  • OBJECTIVE: To examine and compare predictors of breastfeeding duration among migrant and Canadian-born women. STUDY DESIGN: As part of a longitudinal study, a sample of 1503 mothers was recruited from 12 hospitals in Canada who completed questionnaires at 1 and 16 weeks postpartum. Following bivariate analysis, multivariate logistic regression analyses were completed to examine and compare predictors of continued breastfeeding at 16 weeks postpartum among migrant and Canadian-born women. RESULTS: Among migrant women, factors predictive of breastfeeding duration included maternal age ≥ 35 years, primiparity, and breast engorgement pain at 1 week postpartum.
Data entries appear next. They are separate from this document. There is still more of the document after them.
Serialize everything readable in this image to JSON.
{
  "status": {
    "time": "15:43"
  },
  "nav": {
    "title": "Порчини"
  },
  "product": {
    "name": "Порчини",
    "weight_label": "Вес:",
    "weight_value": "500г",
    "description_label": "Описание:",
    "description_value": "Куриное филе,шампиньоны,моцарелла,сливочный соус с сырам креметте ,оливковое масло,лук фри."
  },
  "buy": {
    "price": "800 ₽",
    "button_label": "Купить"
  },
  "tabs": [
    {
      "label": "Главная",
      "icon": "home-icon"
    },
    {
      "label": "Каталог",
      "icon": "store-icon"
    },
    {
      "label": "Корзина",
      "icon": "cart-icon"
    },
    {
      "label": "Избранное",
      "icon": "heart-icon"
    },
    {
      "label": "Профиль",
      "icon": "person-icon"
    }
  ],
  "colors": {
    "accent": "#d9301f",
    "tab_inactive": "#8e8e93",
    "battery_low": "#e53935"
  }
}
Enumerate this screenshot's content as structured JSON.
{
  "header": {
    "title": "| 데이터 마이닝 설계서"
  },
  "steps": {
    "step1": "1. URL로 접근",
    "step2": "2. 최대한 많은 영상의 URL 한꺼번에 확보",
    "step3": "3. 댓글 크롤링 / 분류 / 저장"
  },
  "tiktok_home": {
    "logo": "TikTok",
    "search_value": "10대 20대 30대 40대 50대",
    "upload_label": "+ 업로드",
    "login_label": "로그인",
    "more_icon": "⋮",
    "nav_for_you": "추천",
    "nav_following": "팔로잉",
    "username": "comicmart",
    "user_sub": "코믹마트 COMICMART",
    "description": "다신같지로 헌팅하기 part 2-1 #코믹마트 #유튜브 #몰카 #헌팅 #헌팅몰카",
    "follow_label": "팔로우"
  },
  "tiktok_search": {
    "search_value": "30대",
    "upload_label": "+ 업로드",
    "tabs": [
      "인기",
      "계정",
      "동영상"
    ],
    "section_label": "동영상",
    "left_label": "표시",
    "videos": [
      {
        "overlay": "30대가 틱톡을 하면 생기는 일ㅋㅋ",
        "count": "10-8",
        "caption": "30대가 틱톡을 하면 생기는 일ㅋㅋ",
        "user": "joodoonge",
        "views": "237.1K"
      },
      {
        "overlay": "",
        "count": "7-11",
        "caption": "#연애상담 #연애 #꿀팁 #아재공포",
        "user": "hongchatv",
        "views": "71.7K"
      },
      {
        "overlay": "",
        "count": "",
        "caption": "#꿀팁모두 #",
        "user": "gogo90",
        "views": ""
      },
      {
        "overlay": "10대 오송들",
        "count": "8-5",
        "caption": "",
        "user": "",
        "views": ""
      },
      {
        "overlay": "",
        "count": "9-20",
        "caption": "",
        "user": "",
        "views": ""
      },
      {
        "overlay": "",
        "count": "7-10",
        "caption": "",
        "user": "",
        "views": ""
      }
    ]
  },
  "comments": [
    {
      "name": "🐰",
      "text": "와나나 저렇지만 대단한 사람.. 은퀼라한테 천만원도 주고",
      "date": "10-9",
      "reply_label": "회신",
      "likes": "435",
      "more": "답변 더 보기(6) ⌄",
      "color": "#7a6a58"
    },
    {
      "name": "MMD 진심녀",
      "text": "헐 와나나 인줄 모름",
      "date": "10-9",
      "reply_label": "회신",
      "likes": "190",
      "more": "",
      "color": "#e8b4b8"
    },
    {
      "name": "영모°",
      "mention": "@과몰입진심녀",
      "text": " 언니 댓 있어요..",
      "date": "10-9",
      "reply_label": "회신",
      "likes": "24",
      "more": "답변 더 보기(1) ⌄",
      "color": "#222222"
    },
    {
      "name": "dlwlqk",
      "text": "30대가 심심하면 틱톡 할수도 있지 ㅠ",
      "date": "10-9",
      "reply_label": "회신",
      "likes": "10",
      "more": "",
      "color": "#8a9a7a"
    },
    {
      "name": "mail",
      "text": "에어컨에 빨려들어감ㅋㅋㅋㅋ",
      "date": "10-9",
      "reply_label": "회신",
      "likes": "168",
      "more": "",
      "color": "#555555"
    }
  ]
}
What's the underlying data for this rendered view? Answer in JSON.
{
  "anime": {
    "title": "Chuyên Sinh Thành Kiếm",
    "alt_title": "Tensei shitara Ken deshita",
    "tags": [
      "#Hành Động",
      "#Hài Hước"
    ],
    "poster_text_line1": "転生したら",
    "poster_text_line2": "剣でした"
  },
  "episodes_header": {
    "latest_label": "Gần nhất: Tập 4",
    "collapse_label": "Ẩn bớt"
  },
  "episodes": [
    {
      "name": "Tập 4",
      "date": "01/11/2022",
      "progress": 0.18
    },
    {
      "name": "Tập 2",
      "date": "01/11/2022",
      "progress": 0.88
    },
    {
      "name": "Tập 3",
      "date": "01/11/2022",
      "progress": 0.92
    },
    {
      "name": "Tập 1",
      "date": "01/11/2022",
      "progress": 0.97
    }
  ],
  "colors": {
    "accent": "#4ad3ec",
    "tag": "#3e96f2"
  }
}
Factors predictive of discontinued breastfeeding in this group included maternal age <20 years, higher gender-related development index of country of origin, no previous breastfeeding experience, breastfeeding duration of peers <6 months, planned duration of exclusive breastfeeding <6 months, and not exclusively breastfeeding at 1 week postpartum. Among Canadian-born women, factors predictive of breastfeeding duration included residence in Vancouver and maternal age ≥ 35 years. Factors predictive of discontinued breastfeeding included residence in Toronto, maternal age <20 years, smoking at 16 weeks postpartum, primiparity, planned duration of exclusive breastfeeding <6 months, and not exclusively breastfeeding at 1 week postpartum. CONCLUSIONS: Although certain predictors for breastfeeding duration were similar between migrant and Canadian-born women, several were dissimilar, suggesting that these groups might benefit from different strategies to optimize breastfeeding outcomes.

publication date

  • January 2013